● **Action item**
Write out all the material verbatim, line by line.

● **Extracted records**

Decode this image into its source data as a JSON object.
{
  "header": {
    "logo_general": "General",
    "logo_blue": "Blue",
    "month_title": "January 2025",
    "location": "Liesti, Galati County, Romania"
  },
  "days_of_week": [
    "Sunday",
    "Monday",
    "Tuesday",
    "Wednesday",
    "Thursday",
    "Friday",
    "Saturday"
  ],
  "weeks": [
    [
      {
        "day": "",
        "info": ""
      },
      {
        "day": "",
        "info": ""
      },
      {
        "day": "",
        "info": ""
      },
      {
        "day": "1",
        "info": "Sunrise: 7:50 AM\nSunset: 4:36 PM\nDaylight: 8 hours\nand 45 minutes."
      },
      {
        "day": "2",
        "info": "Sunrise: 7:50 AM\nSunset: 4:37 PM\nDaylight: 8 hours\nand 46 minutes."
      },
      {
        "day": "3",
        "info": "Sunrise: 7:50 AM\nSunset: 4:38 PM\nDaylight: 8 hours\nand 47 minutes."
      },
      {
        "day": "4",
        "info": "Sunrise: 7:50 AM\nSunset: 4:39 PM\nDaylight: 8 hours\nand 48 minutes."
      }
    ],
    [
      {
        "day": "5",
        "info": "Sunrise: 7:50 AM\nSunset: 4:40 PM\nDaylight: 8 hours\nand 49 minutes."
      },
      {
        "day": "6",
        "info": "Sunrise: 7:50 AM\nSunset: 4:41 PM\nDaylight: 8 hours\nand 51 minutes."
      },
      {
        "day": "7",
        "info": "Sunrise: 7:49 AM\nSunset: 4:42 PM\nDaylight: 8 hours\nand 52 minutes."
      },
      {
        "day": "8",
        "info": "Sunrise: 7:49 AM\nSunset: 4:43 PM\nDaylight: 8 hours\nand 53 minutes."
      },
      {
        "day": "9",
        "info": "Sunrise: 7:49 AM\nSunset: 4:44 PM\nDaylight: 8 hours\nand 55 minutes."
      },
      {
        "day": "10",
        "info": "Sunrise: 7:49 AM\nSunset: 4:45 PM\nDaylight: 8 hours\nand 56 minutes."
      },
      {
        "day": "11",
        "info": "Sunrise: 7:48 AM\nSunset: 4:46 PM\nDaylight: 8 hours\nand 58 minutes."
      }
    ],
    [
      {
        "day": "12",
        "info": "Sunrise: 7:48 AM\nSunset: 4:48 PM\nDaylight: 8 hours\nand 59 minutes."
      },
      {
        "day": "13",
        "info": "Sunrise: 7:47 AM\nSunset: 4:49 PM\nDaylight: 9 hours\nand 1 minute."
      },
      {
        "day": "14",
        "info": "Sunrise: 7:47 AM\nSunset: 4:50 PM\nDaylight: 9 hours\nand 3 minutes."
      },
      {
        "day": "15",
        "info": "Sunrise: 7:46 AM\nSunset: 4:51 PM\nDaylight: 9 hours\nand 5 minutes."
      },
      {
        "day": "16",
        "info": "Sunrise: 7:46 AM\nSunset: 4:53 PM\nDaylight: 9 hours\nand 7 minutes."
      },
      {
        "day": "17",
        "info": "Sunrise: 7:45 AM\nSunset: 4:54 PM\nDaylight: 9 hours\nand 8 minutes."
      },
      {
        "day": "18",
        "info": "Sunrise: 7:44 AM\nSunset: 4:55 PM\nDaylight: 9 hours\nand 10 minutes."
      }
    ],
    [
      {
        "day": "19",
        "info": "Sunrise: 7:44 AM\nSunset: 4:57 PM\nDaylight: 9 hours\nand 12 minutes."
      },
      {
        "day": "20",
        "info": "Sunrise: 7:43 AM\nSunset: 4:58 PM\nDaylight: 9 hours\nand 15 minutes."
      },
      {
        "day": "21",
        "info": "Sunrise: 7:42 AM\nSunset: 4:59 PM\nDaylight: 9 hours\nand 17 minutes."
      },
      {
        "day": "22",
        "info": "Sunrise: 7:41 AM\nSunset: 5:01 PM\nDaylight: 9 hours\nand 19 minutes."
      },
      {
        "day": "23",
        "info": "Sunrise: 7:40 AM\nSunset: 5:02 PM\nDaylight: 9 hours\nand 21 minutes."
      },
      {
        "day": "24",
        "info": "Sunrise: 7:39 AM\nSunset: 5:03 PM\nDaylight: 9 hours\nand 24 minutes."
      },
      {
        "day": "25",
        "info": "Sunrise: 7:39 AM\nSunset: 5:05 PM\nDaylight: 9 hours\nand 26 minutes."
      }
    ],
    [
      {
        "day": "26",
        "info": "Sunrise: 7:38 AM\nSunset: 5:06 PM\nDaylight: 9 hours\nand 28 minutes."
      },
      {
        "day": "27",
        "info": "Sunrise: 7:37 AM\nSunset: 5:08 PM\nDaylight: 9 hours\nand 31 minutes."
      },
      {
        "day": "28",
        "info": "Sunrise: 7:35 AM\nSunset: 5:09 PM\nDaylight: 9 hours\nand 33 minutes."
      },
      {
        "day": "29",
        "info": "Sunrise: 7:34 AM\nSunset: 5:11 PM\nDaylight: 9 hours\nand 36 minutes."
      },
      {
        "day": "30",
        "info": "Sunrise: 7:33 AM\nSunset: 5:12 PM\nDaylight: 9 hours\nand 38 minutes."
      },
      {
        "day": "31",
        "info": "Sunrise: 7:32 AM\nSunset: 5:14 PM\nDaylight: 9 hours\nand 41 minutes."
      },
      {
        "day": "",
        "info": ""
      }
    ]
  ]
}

● **Response box**
Decode this image into its source data as a JSON object.
{
  "header": {
    "logo_general": "General",
    "logo_blue": "Blue",
    "month_title": "January 2025",
    "location": "Liesti, Galati County, Romania"
  },
  "days_of_week": [
    "Sunday",
    "Monday",
    "Tuesday",
    "Wednesday",
    "Thursday",
    "Friday",
    "Saturday"
  ],
  "weeks": [
    [
      {
        "day": "",
        "info": ""
      },
      {
        "day": "",
        "info": ""
      },
      {
        "day": "",
        "info": ""
      },
      {
        "day": "1",
        "info": "Sunrise: 7:50 AM\nSunset: 4:36 PM\nDaylight: 8 hours\nand 45 minutes."
      },
      {
        "day": "2",
        "info": "Sunrise: 7:50 AM\nSunset: 4:37 PM\nDaylight: 8 hours\nand 46 minutes."
      },
      {
        "day": "3",
        "info": "Sunrise: 7:50 AM\nSunset: 4:38 PM\nDaylight: 8 hours\nand 47 minutes."
      },
      {
        "day": "4",
        "info": "Sunrise: 7:50 AM\nSunset: 4:39 PM\nDaylight: 8 hours\nand 48 minutes."
      }
    ],
    [
      {
        "day": "5",
        "info": "Sunrise: 7:50 AM\nSunset: 4:40 PM\nDaylight: 8 hours\nand 49 minutes."
      },
      {
        "day": "6",
        "info": "Sunrise: 7:50 AM\nSunset: 4:41 PM\nDaylight: 8 hours\nand 51 minutes."
      },
      {
        "day": "7",
        "info": "Sunrise: 7:49 AM\nSunset: 4:42 PM\nDaylight: 8 hours\nand 52 minutes."
      },
      {
        "day": "8",
        "info": "Sunrise: 7:49 AM\nSunset: 4:43 PM\nDaylight: 8 hours\nand 53 minutes."
      },
      {
        "day": "9",
        "info": "Sunrise: 7:49 AM\nSunset: 4:44 PM\nDaylight: 8 hours\nand 55 minutes."
      },
      {
        "day": "10",
        "info": "Sunrise: 7:49 AM\nSunset: 4:45 PM\nDaylight: 8 hours\nand 56 minutes."
      },
      {
        "day": "11",
        "info": "Sunrise: 7:48 AM\nSunset: 4:46 PM\nDaylight: 8 hours\nand 58 minutes."
      }
    ],
    [
      {
        "day": "12",
        "info": "Sunrise: 7:48 AM\nSunset: 4:48 PM\nDaylight: 8 hours\nand 59 minutes."
      },
      {
        "day": "13",
        "info": "Sunrise: 7:47 AM\nSunset: 4:49 PM\nDaylight: 9 hours\nand 1 minute."
      },
      {
        "day": "14",
        "info": "Sunrise: 7:47 AM\nSunset: 4:50 PM\nDaylight: 9 hours\nand 3 minutes."
      },
      {
        "day": "15",
        "info": "Sunrise: 7:46 AM\nSunset: 4:51 PM\nDaylight: 9 hours\nand 5 minutes."
      },
      {
        "day": "16",
        "info": "Sunrise: 7:46 AM\nSunset: 4:53 PM\nDaylight: 9 hours\nand 7 minutes."
      },
      {
        "day": "17",
        "info": "Sunrise: 7:45 AM\nSunset: 4:54 PM\nDaylight: 9 hours\nand 8 minutes."
      },
      {
        "day": "18",
        "info": "Sunrise: 7:44 AM\nSunset: 4:55 PM\nDaylight: 9 hours\nand 10 minutes."
      }
    ],
    [
      {
        "day": "19",
        "info": "Sunrise: 7:44 AM\nSunset: 4:57 PM\nDaylight: 9 hours\nand 12 minutes."
      },
      {
        "day": "20",
        "info": "Sunrise: 7:43 AM\nSunset: 4:58 PM\nDaylight: 9 hours\nand 15 minutes."
      },
      {
        "day": "21",
        "info": "Sunrise: 7:42 AM\nSunset: 4:59 PM\nDaylight: 9 hours\nand 17 minutes."
      },
      {
        "day": "22",
        "info": "Sunrise: 7:41 AM\nSunset: 5:01 PM\nDaylight: 9 hours\nand 19 minutes."
      },
      {
        "day": "23",
        "info": "Sunrise: 7:40 AM\nSunset: 5:02 PM\nDaylight: 9 hours\nand 21 minutes."
      },
      {
        "day": "24",
        "info": "Sunrise: 7:39 AM\nSunset: 5:03 PM\nDaylight: 9 hours\nand 24 minutes."
      },
      {
        "day": "25",
        "info": "Sunrise: 7:39 AM\nSunset: 5:05 PM\nDaylight: 9 hours\nand 26 minutes."
      }
    ],
    [
      {
        "day": "26",
        "info": "Sunrise: 7:38 AM\nSunset: 5:06 PM\nDaylight: 9 hours\nand 28 minutes."
      },
      {
        "day": "27",
        "info": "Sunrise: 7:37 AM\nSunset: 5:08 PM\nDaylight: 9 hours\nand 31 minutes."
      },
      {
        "day": "28",
        "info": "Sunrise: 7:35 AM\nSunset: 5:09 PM\nDaylight: 9 hours\nand 33 minutes."
      },
      {
        "day": "29",
        "info": "Sunrise: 7:34 AM\nSunset: 5:11 PM\nDaylight: 9 hours\nand 36 minutes."
      },
      {
        "day": "30",
        "info": "Sunrise: 7:33 AM\nSunset: 5:12 PM\nDaylight: 9 hours\nand 38 minutes."
      },
      {
        "day": "31",
        "info": "Sunrise: 7:32 AM\nSunset: 5:14 PM\nDaylight: 9 hours\nand 41 minutes."
      },
      {
        "day": "",
        "info": ""
      }
    ]
  ]
}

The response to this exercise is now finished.